"He refused to collect economic statistics to avoid officials meddling in the economy"

There was little we could do to hold onto it once the New Territories lease ran out. The self-belief needed to fight the Red Army alone in its back yard would be at insanity level. Alongside the Yanks we put up a decent show - see below.

Blue Eyes said...

What does that even mean?

Blue Eyes said...

Sorry anon, that was aimed at REMoaner

Electro-Kevin said...

Aye Blue. A belief in superiority. From the land of Michael Palin and George Formby.

Elby the Beserk said...

andrew said...
anon @12.33
I'm rather fond of France the way it is, and would hate to see it become more like the UK.
Vice versa in my case... tho' I suspect we too are on the same path.

And these deeply alarming video by a very eloquent Algerian Muslim on what is happening in France.

rwendland said...

ND> That said - ... altogether a bit more equivocal on Moorside, though ...

But note that the CEO of Toshiba, owners of NuGen who hope to build Moorside, has also become very equivocal on new nuclear, floating the idea of just "building turbines and other equipment" and maintenance of plant it already built. Unclear yet what this means for Moorside (who have been told they need to find all finance externally).

Maybe Corbyn is prescient on this one?

FT says:

"Toshiba ... said on Friday it was “re-examining its relationship” with Westinghouse — the struggling US nuclear group in which the Japanese group bought a controlling stake a decade ago.

Analysts identify the Westinghouse deal, which forced Toshiba’s Japanese management to cope with risks they were ill-equipped to handle, as a pivotal moment in Toshiba’s decline.

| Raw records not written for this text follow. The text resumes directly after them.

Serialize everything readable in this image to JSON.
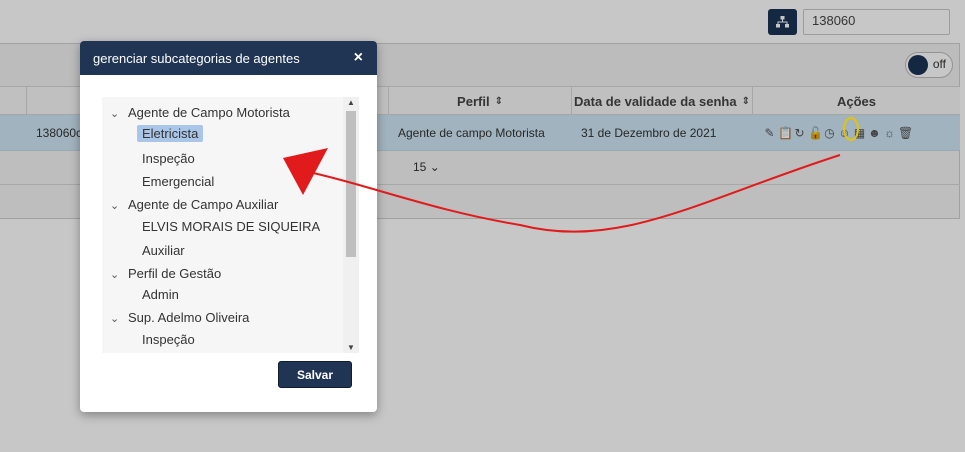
{
  "top": {
    "search_value": "138060",
    "tree_icon": "sitemap-icon"
  },
  "toolbar": {
    "toggle_label": "off"
  },
  "table": {
    "headers": {
      "perfil": "Perfil",
      "validade": "Data de validade da senha",
      "acoes": "Ações"
    },
    "row": {
      "id": "138060c",
      "perfil": "Agente de campo Motorista",
      "validade": "31 de Dezembro de 2021"
    },
    "action_icons": [
      "pencil-icon",
      "clipboard-icon",
      "refresh-icon",
      "unlock-icon",
      "clock-icon",
      "user-subcategory-icon",
      "qrcode-icon",
      "users-icon",
      "user-settings-icon",
      "trash-icon"
    ]
  },
  "pager": {
    "page_size": "15"
  },
  "modal": {
    "title": "gerenciar subcategorias de agentes",
    "close": "×",
    "tree": [
      {
        "label": "Agente de Campo Motorista",
        "children": [
          "Eletricista",
          "Inspeção",
          "Emergencial"
        ]
      },
      {
        "label": "Agente de Campo Auxiliar",
        "children": [
          "ELVIS MORAIS DE SIQUEIRA",
          "Auxiliar"
        ]
      },
      {
        "label": "Perfil de Gestão",
        "children": [
          "Admin"
        ]
      },
      {
        "label": "Sup. Adelmo Oliveira",
        "children": [
          "Inspeção"
        ]
      }
    ],
    "selected": "Eletricista",
    "save_label": "Salvar"
  },
  "colors": {
    "navy": "#1f3553",
    "selected_row": "#cfe6f5",
    "highlight": "#e7c400",
    "arrow": "#e11b1b"
  }
}
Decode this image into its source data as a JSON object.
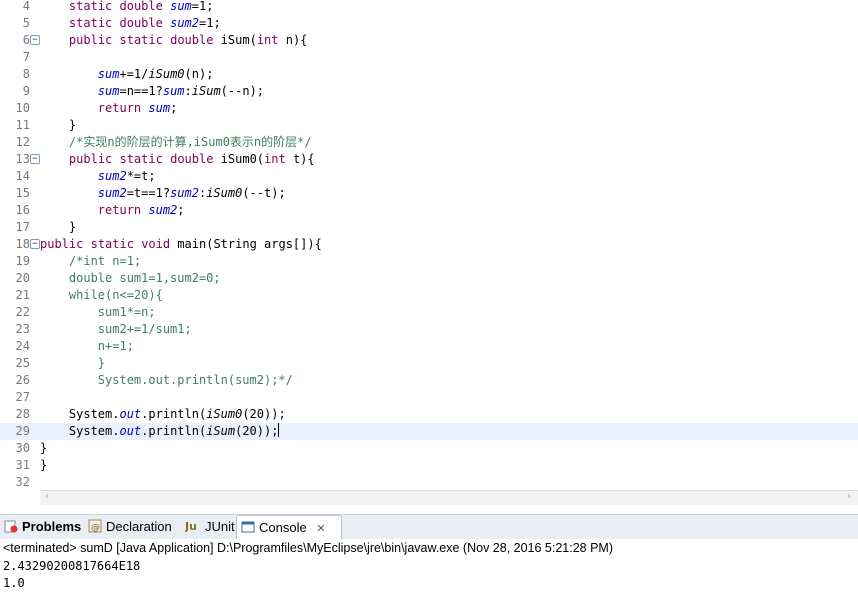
{
  "editor": {
    "lines": [
      {
        "n": "4",
        "segs": [
          [
            "p",
            "    "
          ],
          [
            "k",
            "static"
          ],
          [
            "p",
            " "
          ],
          [
            "k",
            "double"
          ],
          [
            "p",
            " "
          ],
          [
            "f",
            "sum"
          ],
          [
            "p",
            "=1;"
          ]
        ]
      },
      {
        "n": "5",
        "segs": [
          [
            "p",
            "    "
          ],
          [
            "k",
            "static"
          ],
          [
            "p",
            " "
          ],
          [
            "k",
            "double"
          ],
          [
            "p",
            " "
          ],
          [
            "f",
            "sum2"
          ],
          [
            "p",
            "=1;"
          ]
        ]
      },
      {
        "n": "6",
        "fold": "−",
        "segs": [
          [
            "p",
            "    "
          ],
          [
            "k",
            "public"
          ],
          [
            "p",
            " "
          ],
          [
            "k",
            "static"
          ],
          [
            "p",
            " "
          ],
          [
            "k",
            "double"
          ],
          [
            "p",
            " iSum("
          ],
          [
            "k",
            "int"
          ],
          [
            "p",
            " n){"
          ]
        ]
      },
      {
        "n": "7",
        "segs": []
      },
      {
        "n": "8",
        "segs": [
          [
            "p",
            "        "
          ],
          [
            "f",
            "sum"
          ],
          [
            "p",
            "+=1/"
          ],
          [
            "m",
            "iSum0"
          ],
          [
            "p",
            "(n);"
          ]
        ]
      },
      {
        "n": "9",
        "segs": [
          [
            "p",
            "        "
          ],
          [
            "f",
            "sum"
          ],
          [
            "p",
            "=n==1?"
          ],
          [
            "f",
            "sum"
          ],
          [
            "p",
            ":"
          ],
          [
            "m",
            "iSum"
          ],
          [
            "p",
            "(--n);"
          ]
        ]
      },
      {
        "n": "10",
        "segs": [
          [
            "p",
            "        "
          ],
          [
            "k",
            "return"
          ],
          [
            "p",
            " "
          ],
          [
            "f",
            "sum"
          ],
          [
            "p",
            ";"
          ]
        ]
      },
      {
        "n": "11",
        "segs": [
          [
            "p",
            "    }"
          ]
        ]
      },
      {
        "n": "12",
        "segs": [
          [
            "p",
            "    "
          ],
          [
            "c",
            "/*实现n的阶层的计算,iSum0表示n的阶层*/"
          ]
        ]
      },
      {
        "n": "13",
        "fold": "−",
        "segs": [
          [
            "p",
            "    "
          ],
          [
            "k",
            "public"
          ],
          [
            "p",
            " "
          ],
          [
            "k",
            "static"
          ],
          [
            "p",
            " "
          ],
          [
            "k",
            "double"
          ],
          [
            "p",
            " iSum0("
          ],
          [
            "k",
            "int"
          ],
          [
            "p",
            " t){"
          ]
        ]
      },
      {
        "n": "14",
        "segs": [
          [
            "p",
            "        "
          ],
          [
            "f",
            "sum2"
          ],
          [
            "p",
            "*=t;"
          ]
        ]
      },
      {
        "n": "15",
        "segs": [
          [
            "p",
            "        "
          ],
          [
            "f",
            "sum2"
          ],
          [
            "p",
            "=t==1?"
          ],
          [
            "f",
            "sum2"
          ],
          [
            "p",
            ":"
          ],
          [
            "m",
            "iSum0"
          ],
          [
            "p",
            "(--t);"
          ]
        ]
      },
      {
        "n": "16",
        "segs": [
          [
            "p",
            "        "
          ],
          [
            "k",
            "return"
          ],
          [
            "p",
            " "
          ],
          [
            "f",
            "sum2"
          ],
          [
            "p",
            ";"
          ]
        ]
      },
      {
        "n": "17",
        "segs": [
          [
            "p",
            "    }"
          ]
        ]
      },
      {
        "n": "18",
        "fold": "−",
        "segs": [
          [
            "k",
            "public"
          ],
          [
            "p",
            " "
          ],
          [
            "k",
            "static"
          ],
          [
            "p",
            " "
          ],
          [
            "k",
            "void"
          ],
          [
            "p",
            " main(String args[]){"
          ]
        ]
      },
      {
        "n": "19",
        "segs": [
          [
            "p",
            "    "
          ],
          [
            "c",
            "/*int n=1;"
          ]
        ]
      },
      {
        "n": "20",
        "segs": [
          [
            "p",
            "    "
          ],
          [
            "c",
            "double sum1=1,sum2=0;"
          ]
        ]
      },
      {
        "n": "21",
        "segs": [
          [
            "p",
            "    "
          ],
          [
            "c",
            "while(n<=20){"
          ]
        ]
      },
      {
        "n": "22",
        "segs": [
          [
            "p",
            "        "
          ],
          [
            "c",
            "sum1*=n;"
          ]
        ]
      },
      {
        "n": "23",
        "segs": [
          [
            "p",
            "        "
          ],
          [
            "c",
            "sum2+=1/sum1;"
          ]
        ]
      },
      {
        "n": "24",
        "segs": [
          [
            "p",
            "        "
          ],
          [
            "c",
            "n+=1;"
          ]
        ]
      },
      {
        "n": "25",
        "segs": [
          [
            "p",
            "        "
          ],
          [
            "c",
            "}"
          ]
        ]
      },
      {
        "n": "26",
        "segs": [
          [
            "p",
            "        "
          ],
          [
            "c",
            "System.out.println(sum2);*/"
          ]
        ]
      },
      {
        "n": "27",
        "segs": []
      },
      {
        "n": "28",
        "segs": [
          [
            "p",
            "    System."
          ],
          [
            "f",
            "out"
          ],
          [
            "p",
            ".println("
          ],
          [
            "m",
            "iSum0"
          ],
          [
            "p",
            "(20));"
          ]
        ]
      },
      {
        "n": "29",
        "current": true,
        "segs": [
          [
            "p",
            "    System."
          ],
          [
            "f",
            "out"
          ],
          [
            "p",
            ".println("
          ],
          [
            "m",
            "iSum"
          ],
          [
            "p",
            "(20));"
          ]
        ]
      },
      {
        "n": "30",
        "segs": [
          [
            "p",
            "}"
          ]
        ]
      },
      {
        "n": "31",
        "segs": [
          [
            "p",
            "}"
          ]
        ]
      },
      {
        "n": "32",
        "segs": []
      }
    ]
  },
  "tabs": {
    "problems": "Problems",
    "declaration": "Declaration",
    "junit": "JUnit",
    "console": "Console",
    "console_close": "✕"
  },
  "console": {
    "status": "<terminated> sumD [Java Application] D:\\Programfiles\\MyEclipse\\jre\\bin\\javaw.exe (Nov 28, 2016 5:21:28 PM)",
    "output": [
      "2.43290200817664E18",
      "1.0"
    ]
  },
  "colors": {
    "keyword": "#7f0055",
    "field": "#0000c0",
    "comment": "#3f7f5f",
    "current_line": "#e8f2fe"
  }
}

Mr Tsunakawa said the company’s nuclear business would now “aim to proceed by becoming stronger at cutting out risk”.

Mr Tsunakawa used Friday’s press conference to apologise for the “damage caused” to investors from the Westinghouse subsidiary, where delays and cost overruns on nuclear construction projects in the US will now be expressed as writedowns that analysts estimate could be as high as $7bn."

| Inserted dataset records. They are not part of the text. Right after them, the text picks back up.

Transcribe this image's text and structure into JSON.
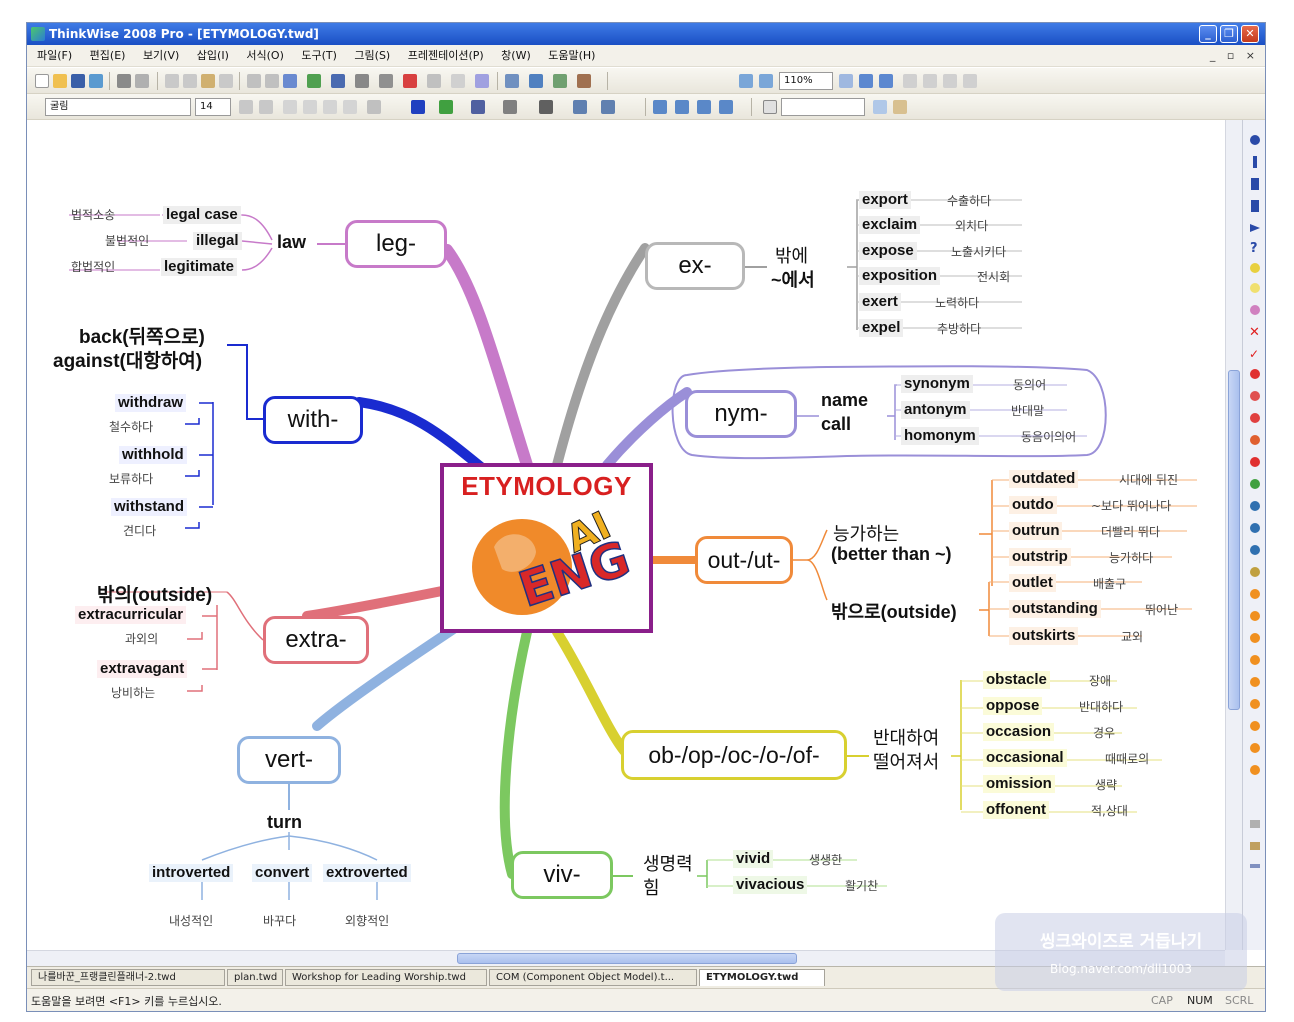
{
  "window": {
    "title": "ThinkWise 2008 Pro - [ETYMOLOGY.twd]",
    "controls": [
      "_",
      "❐",
      "✕"
    ]
  },
  "menu": [
    "파일(F)",
    "편집(E)",
    "보기(V)",
    "삽입(I)",
    "서식(O)",
    "도구(T)",
    "그림(S)",
    "프레젠테이션(P)",
    "창(W)",
    "도움말(H)"
  ],
  "menu_mdi": "_ ▫ ×",
  "toolbar": {
    "zoom": "110%",
    "font_name": "굴림",
    "font_size": "14"
  },
  "center": {
    "title": "ETYMOLOGY",
    "logo_text": [
      "ENG",
      "AI"
    ]
  },
  "branches": {
    "leg": {
      "root": "leg-",
      "meaning": "law",
      "words": [
        {
          "kr": "법적소송",
          "en": "legal case"
        },
        {
          "kr": "불법적인",
          "en": "illegal"
        },
        {
          "kr": "합법적인",
          "en": "legitimate"
        }
      ]
    },
    "with": {
      "root": "with-",
      "meaning1": "back(뒤쪽으로)",
      "meaning2": "against(대항하여)",
      "words": [
        {
          "en": "withdraw",
          "kr": "철수하다"
        },
        {
          "en": "withhold",
          "kr": "보류하다"
        },
        {
          "en": "withstand",
          "kr": "견디다"
        }
      ]
    },
    "extra": {
      "root": "extra-",
      "meaning": "밖의(outside)",
      "words": [
        {
          "en": "extracurricular",
          "kr": "과외의"
        },
        {
          "en": "extravagant",
          "kr": "낭비하는"
        }
      ]
    },
    "vert": {
      "root": "vert-",
      "meaning": "turn",
      "words": [
        {
          "en": "introverted",
          "kr": "내성적인"
        },
        {
          "en": "convert",
          "kr": "바꾸다"
        },
        {
          "en": "extroverted",
          "kr": "외향적인"
        }
      ]
    },
    "ex": {
      "root": "ex-",
      "meaning1": "밖에",
      "meaning2": "~에서",
      "words": [
        {
          "en": "export",
          "kr": "수출하다"
        },
        {
          "en": "exclaim",
          "kr": "외치다"
        },
        {
          "en": "expose",
          "kr": "노출시키다"
        },
        {
          "en": "exposition",
          "kr": "전시회"
        },
        {
          "en": "exert",
          "kr": "노력하다"
        },
        {
          "en": "expel",
          "kr": "추방하다"
        }
      ]
    },
    "nym": {
      "root": "nym-",
      "meaning1": "name",
      "meaning2": "call",
      "words": [
        {
          "en": "synonym",
          "kr": "동의어"
        },
        {
          "en": "antonym",
          "kr": "반대말"
        },
        {
          "en": "homonym",
          "kr": "동음이의어"
        }
      ]
    },
    "out": {
      "root": "out-/ut-",
      "meaning1a": "능가하는",
      "meaning1b": "(better than ~)",
      "meaning2": "밖으로(outside)",
      "words1": [
        {
          "en": "outdated",
          "kr": "시대에 뒤진"
        },
        {
          "en": "outdo",
          "kr": "~보다 뛰어나다"
        },
        {
          "en": "outrun",
          "kr": "더빨리 뛰다"
        },
        {
          "en": "outstrip",
          "kr": "능가하다"
        }
      ],
      "words2": [
        {
          "en": "outlet",
          "kr": "배출구"
        },
        {
          "en": "outstanding",
          "kr": "뛰어난"
        },
        {
          "en": "outskirts",
          "kr": "교외"
        }
      ]
    },
    "ob": {
      "root": "ob-/op-/oc-/o-/of-",
      "meaning1": "반대하여",
      "meaning2": "떨어져서",
      "words": [
        {
          "en": "obstacle",
          "kr": "장애"
        },
        {
          "en": "oppose",
          "kr": "반대하다"
        },
        {
          "en": "occasion",
          "kr": "경우"
        },
        {
          "en": "occasional",
          "kr": "때때로의"
        },
        {
          "en": "omission",
          "kr": "생략"
        },
        {
          "en": "offonent",
          "kr": "적,상대"
        }
      ]
    },
    "viv": {
      "root": "viv-",
      "meaning1": "생명력",
      "meaning2": "힘",
      "words": [
        {
          "en": "vivid",
          "kr": "생생한"
        },
        {
          "en": "vivacious",
          "kr": "활기찬"
        }
      ]
    }
  },
  "tabs": [
    "나를바꾼_프랭클린플래너-2.twd",
    "plan.twd",
    "Workshop for  Leading Worship.twd",
    "COM (Component Object Model).t...",
    "ETYMOLOGY.twd"
  ],
  "status": {
    "hint": "도움말을 보려면 <F1> 키를 누르십시오.",
    "cap": "CAP",
    "num": "NUM",
    "scrl": "SCRL"
  },
  "watermark": {
    "line1": "씽크와이즈로 거듭나기",
    "line2": "Blog.naver.com/dll1003"
  },
  "colors": {
    "title_bar": "#2458d4",
    "leg": "#c77ac9",
    "with": "#1a2bd0",
    "extra": "#e0707a",
    "vert": "#8fb2e0",
    "ex": "#a0a0a0",
    "nym": "#9a8fd8",
    "out": "#f08a3a",
    "ob": "#d8d030",
    "viv": "#7cc860",
    "center_border": "#8a1f8a",
    "center_title": "#d82020"
  }
}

... Tsunakawa, said it would “reconsider the future of the overseas nuclear business”.

Remember Gordon sold Westinghouse in 2006 to Toshiba for a vast $4.3 billion profit (400% over 7 years). Looks a very good move now, otherwise we'd be paying the tab instead of Toshiba.

Nick Drew said...

maybe prescience (see how broad-minded I am!) ... but if he was really reflecting on uncertainty within the project sponsors, wouldn't he have replied rather differently?

- in a way that would have shut the interviewer up (they know when they are beaten) instead of giving him an opportunity to do a Paxman/Howard on him

with a confident, up-to-the-minute knowledgeable response he could have come across as on-the-ball, instead of politico-shifty

rwendland said...

I agree Corbyn's response was pretty generalist, as is his way. Though in his ITV interview he did say "there are financial problems that Toshiba are facing at the present time, so it's a bit unclear ... the Government is going to have to make that decision [in 2018] on the basis of the issues facing the company and the area at the time and we are some way off that." At some point before the general election he needs to come across as more knowledgeable on economics - even mention some numbers, shock horror!

But I'm not sure mentioning the Moorside hard facts to the Copeland voters would be a vote-winner.

I've always been quite puzzled by the Moorside choice, even before Toshiba's troubles. The site has about a 5% electricity transmission loss compared to southern sites like Hinkley, Oldbury and Sizewell to contend with. They have the £2.8 billion cost of an electricity connection to the national grid to pay somehow. Even with cheaper site costs, that does not counter the large disadvantages of this site - I can only assume some strange politics went into the choice of this site.

Now that Toshiba will not provide finance, and the AP1000s seem to be proving to be almost as hard to build as the Areva/EDF EPRs, I doubt Moorside is a runner.

Seems to me just saying "nuclear power is part of the future energy mix" might be a good compromise for a man who won't tell fibs.